The staff representing the 17 nations contributing to NATO's Southern CAOC led by the Commander, Lieutenant General Fernando de la Cruz Caravaca, marked this special event with a relay run in which teams cover a distance of 60 km.
With this run our staff members symbolise the cohesion and solidarity among the members of the Alliance and highlight the commitment to defending and protecting mutual interests and democratic values
"With this run our staff members symbolise the cohesion and solidarity among the members of the Alliance and highlight the commitment to defending and protecting mutual interests and democratic values," said Lieutenant General de la Cruz, who formed one relay team with the senior leadership of the CAOC during the run.
Members of Combined Air Operations Centre Torrejón came together for a 60 kilometre relay run on September 23 to celebrate 60 years of Air Policing. Photo courtesy of CAOC Torrejón.
The long history of NATO airspace surveillance mission known as Air Policing has demonstrated collective security, deterrence and defence among the members of the Alliance.
This mission, essentially defensive, is carried out with radars, command and control units and fighter aircraft kept ready at the disposal of the Alliance to respond to any possible threat to Allied airspace 24 hours a day, 7 days a week.
Since July 1, 1961, the members of the Alliance have been integrating their resources to provide coordinated, interconnected and collective Air Policing in NATO's area of responsibility in Europe. This permanent mission continuously adapts to its time with the goal of meeting the challenges of the future.

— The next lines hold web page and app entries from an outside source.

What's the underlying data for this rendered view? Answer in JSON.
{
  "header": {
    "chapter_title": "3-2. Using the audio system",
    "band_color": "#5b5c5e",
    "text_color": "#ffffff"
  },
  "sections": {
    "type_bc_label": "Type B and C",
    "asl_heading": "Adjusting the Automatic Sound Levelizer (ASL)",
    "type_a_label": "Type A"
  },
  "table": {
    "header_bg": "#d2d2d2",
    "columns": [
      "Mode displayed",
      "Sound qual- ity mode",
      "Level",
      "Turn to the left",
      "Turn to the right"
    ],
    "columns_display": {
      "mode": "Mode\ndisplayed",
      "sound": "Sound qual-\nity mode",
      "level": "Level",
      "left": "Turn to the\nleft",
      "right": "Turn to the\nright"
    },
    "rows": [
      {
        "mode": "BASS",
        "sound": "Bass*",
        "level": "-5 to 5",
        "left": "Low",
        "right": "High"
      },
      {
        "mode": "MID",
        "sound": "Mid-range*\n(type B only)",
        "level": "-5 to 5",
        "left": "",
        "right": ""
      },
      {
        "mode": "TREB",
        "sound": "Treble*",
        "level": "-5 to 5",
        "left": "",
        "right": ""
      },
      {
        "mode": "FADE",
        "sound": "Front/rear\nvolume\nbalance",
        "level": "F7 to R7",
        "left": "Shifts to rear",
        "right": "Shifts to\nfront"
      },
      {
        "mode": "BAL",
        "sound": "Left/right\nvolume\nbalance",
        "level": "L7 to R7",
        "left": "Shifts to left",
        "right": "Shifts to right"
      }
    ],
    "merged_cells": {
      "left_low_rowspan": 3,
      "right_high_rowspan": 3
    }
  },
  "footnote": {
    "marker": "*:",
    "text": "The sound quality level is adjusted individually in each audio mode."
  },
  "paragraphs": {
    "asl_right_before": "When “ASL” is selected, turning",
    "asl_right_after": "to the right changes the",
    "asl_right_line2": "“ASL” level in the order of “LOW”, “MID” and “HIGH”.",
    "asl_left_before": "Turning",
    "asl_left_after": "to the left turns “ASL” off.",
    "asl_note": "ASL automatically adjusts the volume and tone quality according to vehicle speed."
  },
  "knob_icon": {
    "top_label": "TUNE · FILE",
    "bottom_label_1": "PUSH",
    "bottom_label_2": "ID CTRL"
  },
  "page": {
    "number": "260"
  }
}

CAOC Torrejón, under the command of a Lieutenant General of the Spanish Air Force, has as its main mission to plan, direct, coordinate, supervise, analyse and report on Air Policing operations in Southern Europe, following the directives of NATO's Air Command in Ramstein with the means that the nations assign to the Alliance in peacetime.